● **WHAT YOU HAVE TO DO**
If a line in the data contains "Trash", copy it out.

[INPUT FOR THIS TASK — start]

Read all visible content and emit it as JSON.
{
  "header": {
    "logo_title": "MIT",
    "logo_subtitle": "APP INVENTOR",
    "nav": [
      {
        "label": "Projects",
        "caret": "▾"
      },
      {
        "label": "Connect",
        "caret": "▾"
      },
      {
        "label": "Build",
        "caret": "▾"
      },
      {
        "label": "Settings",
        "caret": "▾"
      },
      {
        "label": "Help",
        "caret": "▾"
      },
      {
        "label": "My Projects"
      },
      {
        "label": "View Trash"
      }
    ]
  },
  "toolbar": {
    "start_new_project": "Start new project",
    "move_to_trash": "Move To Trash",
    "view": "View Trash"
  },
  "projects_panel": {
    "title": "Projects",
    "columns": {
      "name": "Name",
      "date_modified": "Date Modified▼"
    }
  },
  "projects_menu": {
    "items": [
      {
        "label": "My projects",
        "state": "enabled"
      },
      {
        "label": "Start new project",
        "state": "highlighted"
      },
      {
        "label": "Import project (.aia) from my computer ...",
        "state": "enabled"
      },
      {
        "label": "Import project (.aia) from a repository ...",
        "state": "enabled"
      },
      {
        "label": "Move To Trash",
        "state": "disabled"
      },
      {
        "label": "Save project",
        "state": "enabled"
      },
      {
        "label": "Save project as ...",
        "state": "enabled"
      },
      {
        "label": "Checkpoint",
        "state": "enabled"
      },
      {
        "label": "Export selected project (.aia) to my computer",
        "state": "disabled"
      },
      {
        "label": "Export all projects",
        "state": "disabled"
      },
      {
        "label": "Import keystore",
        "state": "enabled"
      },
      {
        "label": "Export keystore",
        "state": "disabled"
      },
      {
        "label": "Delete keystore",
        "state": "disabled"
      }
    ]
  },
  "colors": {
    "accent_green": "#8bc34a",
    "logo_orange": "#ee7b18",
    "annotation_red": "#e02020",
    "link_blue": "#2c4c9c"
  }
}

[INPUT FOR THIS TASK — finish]

● **FINISHED EXERCISE**
        "label": "View Trash"
    "move_to_trash": "Move To Trash",
    "view": "View Trash"
        "label": "Move To Trash",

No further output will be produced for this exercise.